**Task item**
Filter the listing below, please, and copy only the lines with the word "Workspace".

**Supplied entries**
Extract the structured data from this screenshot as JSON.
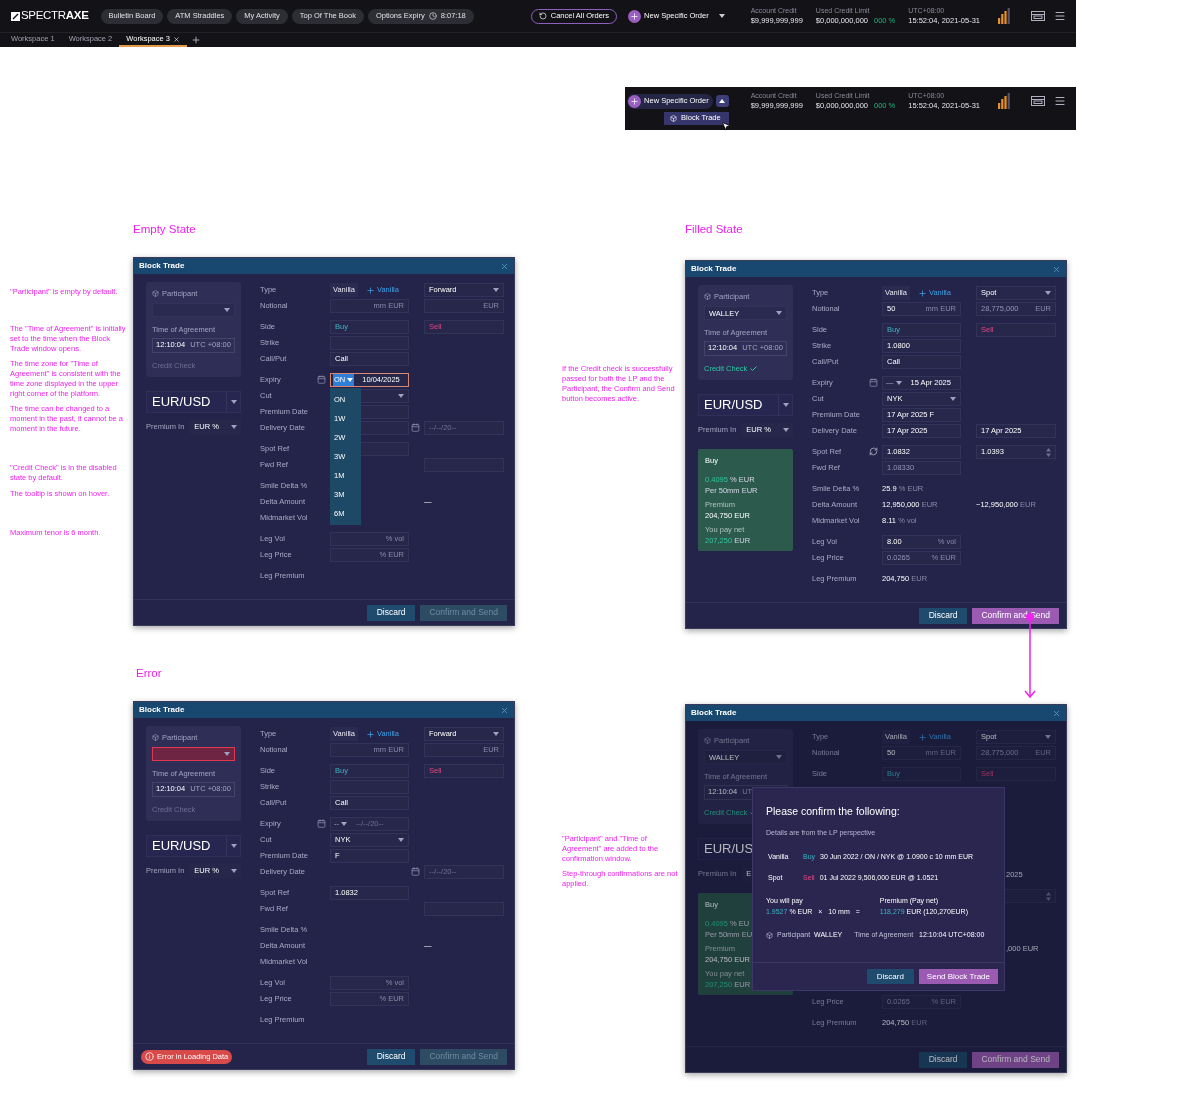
{
  "topbar": {
    "logo": "SPECTR**AXE**",
    "pills": [
      {
        "label": "Bulletin Board"
      },
      {
        "label": "ATM Straddles"
      },
      {
        "label": "My Activity"
      },
      {
        "label": "Top Of The Book"
      },
      {
        "label": "Options Expiry",
        "timer": "8:07:18"
      }
    ],
    "cancel": "Cancel All Orders",
    "order": {
      "label": "New Specific Order",
      "expanded": false
    },
    "credit": [
      {
        "label": "Account Credit",
        "value": "$9,999,999,999"
      },
      {
        "label": "Used Credit Limit",
        "value": "$0,000,000,000",
        "percent": "000 %"
      },
      {
        "label": "UTC+08:00",
        "value": "15:52:04, 2021-05-31"
      }
    ],
    "tabs": [
      {
        "label": "Workspace 1",
        "selected": false
      },
      {
        "label": "Workspace 2",
        "selected": false
      },
      {
        "label": "Workspace 3",
        "selected": true
      }
    ]
  },
  "menu_preview": {
    "order": {
      "label": "New Specific Order",
      "expanded": true,
      "items": [
        {
          "label": "Block Trade"
        }
      ]
    },
    "credit": [
      {
        "label": "Account Credit",
        "value": "$9,999,999,999"
      },
      {
        "label": "Used Credit Limit",
        "value": "$0,000,000,000",
        "percent": "000 %"
      },
      {
        "label": "UTC+08:00",
        "value": "15:52:04, 2021-05-31"
      }
    ]
  },
  "notes": {
    "empty": [
      "\"Participant\" is empty by default.",
      "The \"Time of Agreement\" is initially set to the time when the Block Trade window opens.",
      "The time zone for \"Time of Agreement\" is consistent with the time zone displayed in the upper right corner of the platform.",
      "The time can be changed to a moment in the past, it cannot be a moment in the future.",
      "\"Credit Check\" is in the disabled state by default.",
      "The tooltip is shown on hover.",
      "Maximum tenor is 6 month."
    ],
    "filled": [
      "If the Credit check is successfully passed for both the LP and the Participant, the Confirm and Send button becomes active."
    ],
    "confirm": [
      "\"Participant\" and \"Time of Agreement\" are added to the confirmation window.",
      "Step-through confirmations are not applied."
    ]
  },
  "sections": [
    {
      "heading": "Empty State",
      "window": {
        "title": "Block Trade",
        "participant": {
          "label": "Participant",
          "error": false
        },
        "agreement": {
          "label": "Time of Agreement",
          "time": "12:10:04",
          "zone": "UTC +08:00"
        },
        "credit_check": {
          "label": "Credit Check",
          "passed": false
        },
        "pair": "EUR/USD",
        "premium_in": {
          "label": "Premium In",
          "value": "EUR %"
        },
        "groups": [
          [
            {
              "kind": "row",
              "label": "Type",
              "near": {
                "kind": "type",
                "value": "Vanilla",
                "add": "Vanilla"
              },
              "far": {
                "kind": "select",
                "value": "Forward"
              }
            },
            {
              "kind": "row",
              "label": "Notional",
              "near": {
                "kind": "field",
                "unit": "mm EUR"
              },
              "far": {
                "kind": "field",
                "unit": "EUR"
              }
            }
          ],
          [
            {
              "kind": "row",
              "label": "Side",
              "near": {
                "kind": "buy",
                "value": "Buy"
              },
              "far": {
                "kind": "sell",
                "value": "Sell"
              }
            },
            {
              "kind": "row",
              "label": "Strike",
              "near": {
                "kind": "field"
              }
            },
            {
              "kind": "row",
              "label": "Call/Put",
              "near": {
                "kind": "field",
                "value": "Call"
              }
            }
          ],
          [
            {
              "kind": "row",
              "label": "Expiry",
              "near": {
                "kind": "expiry",
                "tenor": "ON",
                "date": "10/04/2025",
                "open": true,
                "options": [
                  "ON",
                  "1W",
                  "2W",
                  "3W",
                  "1M",
                  "3M",
                  "6M"
                ]
              }
            },
            {
              "kind": "row",
              "label": "Cut",
              "near": {
                "kind": "select"
              }
            },
            {
              "kind": "row",
              "label": "Premium Date",
              "near": {
                "kind": "field"
              }
            },
            {
              "kind": "row",
              "label": "Delivery Date",
              "near": {
                "kind": "field"
              },
              "far": {
                "kind": "datefield",
                "placeholder": "--/--/20--"
              }
            }
          ],
          [
            {
              "kind": "row",
              "label": "Spot Ref",
              "near": {
                "kind": "field"
              }
            },
            {
              "kind": "row",
              "label": "Fwd Ref",
              "far": {
                "kind": "field"
              }
            }
          ],
          [
            {
              "kind": "row",
              "label": "Smile Delta %"
            },
            {
              "kind": "row",
              "label": "Delta Amount",
              "far": {
                "kind": "text",
                "value": "—"
              }
            },
            {
              "kind": "row",
              "label": "Midmarket Vol"
            }
          ],
          [
            {
              "kind": "row",
              "label": "Leg Vol",
              "near": {
                "kind": "field",
                "unit": "% vol"
              }
            },
            {
              "kind": "row",
              "label": "Leg Price",
              "near": {
                "kind": "field",
                "unit": "% EUR"
              }
            }
          ],
          [
            {
              "kind": "row",
              "label": "Leg Premium"
            }
          ]
        ],
        "footer": {
          "discard": "Discard",
          "confirm": "Confirm and Send",
          "confirm_enabled": false
        }
      }
    },
    {
      "heading": "Filled State",
      "window": {
        "title": "Block Trade",
        "participant": {
          "label": "Participant",
          "value": "WALLEY",
          "error": false
        },
        "agreement": {
          "label": "Time of Agreement",
          "time": "12:10:04",
          "zone": "UTC +08:00"
        },
        "credit_check": {
          "label": "Credit Check",
          "passed": true
        },
        "pair": "EUR/USD",
        "premium_in": {
          "label": "Premium In",
          "value": "EUR %"
        },
        "summary": {
          "title": "Buy",
          "rate": "0.4095",
          "rate_unit": "% EUR",
          "per": "Per 50mm EUR",
          "premium_label": "Premium",
          "premium": "204,750 EUR",
          "net_label": "You pay net",
          "net": "207,250",
          "net_unit": "EUR"
        },
        "groups": [
          [
            {
              "kind": "row",
              "label": "Type",
              "near": {
                "kind": "type",
                "value": "Vanilla",
                "add": "Vanilla"
              },
              "far": {
                "kind": "select",
                "value": "Spot"
              }
            },
            {
              "kind": "row",
              "label": "Notional",
              "near": {
                "kind": "field",
                "value": "50",
                "unit": "mm EUR",
                "muted": false
              },
              "far": {
                "kind": "field",
                "value": "28,775,000",
                "unit": "EUR",
                "muted": true
              }
            }
          ],
          [
            {
              "kind": "row",
              "label": "Side",
              "near": {
                "kind": "buy",
                "value": "Buy"
              },
              "far": {
                "kind": "sell",
                "value": "Sell"
              }
            },
            {
              "kind": "row",
              "label": "Strike",
              "near": {
                "kind": "field",
                "value": "1.0800"
              }
            },
            {
              "kind": "row",
              "label": "Call/Put",
              "near": {
                "kind": "field",
                "value": "Call"
              }
            }
          ],
          [
            {
              "kind": "row",
              "label": "Expiry",
              "near": {
                "kind": "expiry",
                "tenor": "—",
                "date": "15 Apr 2025",
                "open": false
              }
            },
            {
              "kind": "row",
              "label": "Cut",
              "near": {
                "kind": "select",
                "value": "NYK"
              }
            },
            {
              "kind": "row",
              "label": "Premium Date",
              "near": {
                "kind": "field",
                "value": "17 Apr 2025 F"
              }
            },
            {
              "kind": "row",
              "label": "Delivery Date",
              "near": {
                "kind": "field",
                "value": "17 Apr 2025"
              },
              "far": {
                "kind": "field",
                "value": "17 Apr 2025"
              }
            }
          ],
          [
            {
              "kind": "row",
              "label": "Spot Ref",
              "near": {
                "kind": "reffield",
                "value": "1.0832"
              },
              "far": {
                "kind": "spin",
                "value": "1.0393"
              }
            },
            {
              "kind": "row",
              "label": "Fwd Ref",
              "near": {
                "kind": "field",
                "value": "1.08330",
                "muted": true
              }
            }
          ],
          [
            {
              "kind": "row",
              "label": "Smile Delta %",
              "near": {
                "kind": "text",
                "value": "25.9",
                "unit": "% EUR"
              }
            },
            {
              "kind": "row",
              "label": "Delta Amount",
              "near": {
                "kind": "text",
                "value": "12,950,000",
                "unit": "EUR"
              },
              "far": {
                "kind": "text",
                "value": "−12,950,000",
                "unit": "EUR"
              }
            },
            {
              "kind": "row",
              "label": "Midmarket Vol",
              "near": {
                "kind": "text",
                "value": "8.11",
                "unit": "% vol"
              }
            }
          ],
          [
            {
              "kind": "row",
              "label": "Leg Vol",
              "near": {
                "kind": "field",
                "value": "8.00",
                "unit": "% vol",
                "muted": false
              }
            },
            {
              "kind": "row",
              "label": "Leg Price",
              "near": {
                "kind": "field",
                "value": "0.0265",
                "unit": "% EUR",
                "muted": true
              }
            }
          ],
          [
            {
              "kind": "row",
              "label": "Leg Premium",
              "near": {
                "kind": "text",
                "value": "204,750",
                "unit": "EUR"
              }
            }
          ]
        ],
        "footer": {
          "discard": "Discard",
          "confirm": "Confirm and Send",
          "confirm_enabled": true
        }
      }
    },
    {
      "heading": "Error",
      "window": {
        "title": "Block Trade",
        "participant": {
          "label": "Participant",
          "error": true
        },
        "agreement": {
          "label": "Time of Agreement",
          "time": "12:10:04",
          "zone": "UTC +08:00"
        },
        "credit_check": {
          "label": "Credit Check",
          "passed": false
        },
        "pair": "EUR/USD",
        "premium_in": {
          "label": "Premium In",
          "value": "EUR %"
        },
        "groups": [
          [
            {
              "kind": "row",
              "label": "Type",
              "near": {
                "kind": "type",
                "value": "Vanilla",
                "add": "Vanilla"
              },
              "far": {
                "kind": "select",
                "value": "Forward"
              }
            },
            {
              "kind": "row",
              "label": "Notional",
              "near": {
                "kind": "field",
                "unit": "mm EUR"
              },
              "far": {
                "kind": "field",
                "unit": "EUR"
              }
            }
          ],
          [
            {
              "kind": "row",
              "label": "Side",
              "near": {
                "kind": "buy",
                "value": "Buy"
              },
              "far": {
                "kind": "sell",
                "value": "Sell"
              }
            },
            {
              "kind": "row",
              "label": "Strike",
              "near": {
                "kind": "field"
              }
            },
            {
              "kind": "row",
              "label": "Call/Put",
              "near": {
                "kind": "field",
                "value": "Call"
              }
            }
          ],
          [
            {
              "kind": "row",
              "label": "Expiry",
              "near": {
                "kind": "expiry",
                "tenor": "--",
                "placeholder": "--/--/20--",
                "open": false
              }
            },
            {
              "kind": "row",
              "label": "Cut",
              "near": {
                "kind": "select",
                "value": "NYK"
              }
            },
            {
              "kind": "row",
              "label": "Premium Date",
              "near": {
                "kind": "field",
                "value": "F"
              }
            },
            {
              "kind": "row",
              "label": "Delivery Date",
              "far": {
                "kind": "datefield",
                "placeholder": "--/--/20--"
              }
            }
          ],
          [
            {
              "kind": "row",
              "label": "Spot Ref",
              "near": {
                "kind": "field",
                "value": "1.0832"
              }
            },
            {
              "kind": "row",
              "label": "Fwd Ref",
              "far": {
                "kind": "field"
              }
            }
          ],
          [
            {
              "kind": "row",
              "label": "Smile Delta %"
            },
            {
              "kind": "row",
              "label": "Delta Amount",
              "far": {
                "kind": "text",
                "value": "—"
              }
            },
            {
              "kind": "row",
              "label": "Midmarket Vol"
            }
          ],
          [
            {
              "kind": "row",
              "label": "Leg Vol",
              "near": {
                "kind": "field",
                "unit": "% vol"
              }
            },
            {
              "kind": "row",
              "label": "Leg Price",
              "near": {
                "kind": "field",
                "unit": "% EUR"
              }
            }
          ],
          [
            {
              "kind": "row",
              "label": "Leg Premium"
            }
          ]
        ],
        "footer": {
          "error": "Error in Loading Data",
          "discard": "Discard",
          "confirm": "Confirm and Send",
          "confirm_enabled": false
        }
      }
    },
    {
      "window": {
        "title": "Block Trade",
        "participant": {
          "label": "Participant",
          "value": "WALLEY",
          "error": false
        },
        "agreement": {
          "label": "Time of Agreement",
          "time": "12:10:04",
          "zone": "UT"
        },
        "credit_check": {
          "label": "Credit Check",
          "passed": true
        },
        "pair": "EUR/US",
        "premium_in": {
          "label": "Premium In",
          "value": "E"
        },
        "summary": {
          "title": "Buy",
          "rate": "0.4095",
          "rate_unit": "% EU",
          "per": "Per 50mm EU",
          "premium_label": "Premium",
          "premium": "204,750 EUR",
          "net_label": "You pay net",
          "net": "207,250",
          "net_unit": "EUR"
        },
        "groups": [
          [
            {
              "kind": "row",
              "label": "Type",
              "near": {
                "kind": "type",
                "value": "Vanilla",
                "add": "Vanilla"
              },
              "far": {
                "kind": "select",
                "value": "Spot"
              }
            },
            {
              "kind": "row",
              "label": "Notional",
              "near": {
                "kind": "field",
                "value": "50",
                "unit": "mm EUR",
                "muted": false
              },
              "far": {
                "kind": "field",
                "value": "28,775,000",
                "unit": "EUR",
                "muted": true
              }
            }
          ],
          [
            {
              "kind": "row",
              "label": "Side",
              "near": {
                "kind": "buy",
                "value": "Buy"
              },
              "far": {
                "kind": "sell",
                "value": "Sell"
              }
            },
            {
              "kind": "covered"
            },
            {
              "kind": "covered"
            }
          ],
          [
            {
              "kind": "covered"
            },
            {
              "kind": "covered"
            },
            {
              "kind": "covered"
            },
            {
              "kind": "row",
              "far": {
                "kind": "tail",
                "value": "2025"
              }
            }
          ],
          [
            {
              "kind": "row",
              "far": {
                "kind": "spin"
              }
            },
            {
              "kind": "covered"
            }
          ],
          [
            {
              "kind": "covered"
            },
            {
              "kind": "row",
              "far": {
                "kind": "tail",
                "value": ",000 EUR"
              }
            },
            {
              "kind": "covered"
            }
          ],
          [
            {
              "kind": "covered"
            },
            {
              "kind": "row",
              "label": "Leg Price",
              "near": {
                "kind": "field",
                "value": "0.0265",
                "unit": "% EUR",
                "muted": true
              }
            }
          ],
          [
            {
              "kind": "row",
              "label": "Leg Premium",
              "near": {
                "kind": "text",
                "value": "204,750",
                "unit": "EUR"
              }
            }
          ]
        ],
        "footer": {
          "discard": "Discard",
          "confirm": "Confirm and Send",
          "confirm_enabled": true
        },
        "confirm_dialog": {
          "title": "Please confirm the following:",
          "subtitle": "Details are from the LP perspective",
          "legs": [
            {
              "kind": "buy",
              "name": "Vanilla",
              "side": "Buy",
              "details": "30 Jun 2022 / ON / NYK  @ 1.0900 c 10 mm EUR"
            },
            {
              "kind": "sell",
              "name": "Spot",
              "side": "Sell",
              "details": "01 Jul 2022 9,506,000 EUR @ 1.0521"
            }
          ],
          "pay": {
            "label": "You will pay",
            "rate": "1.9527",
            "unit": "% EUR",
            "times": "×",
            "size": "10 mm",
            "equals": "="
          },
          "premium": {
            "label": "Premium (Pay net)",
            "amount": "118,279",
            "detail": "EUR (120,270EUR)"
          },
          "participant": {
            "label": "Participant",
            "value": "WALLEY"
          },
          "agreement": {
            "label": "Time of Agreement",
            "value": "12:10:04 UTC+08:00"
          },
          "discard": "Discard",
          "send": "Send Block Trade"
        }
      }
    }
  ]
}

**The completed task**
        "label": "Workspace 1",
        "label": "Workspace 2",
        "label": "Workspace 3",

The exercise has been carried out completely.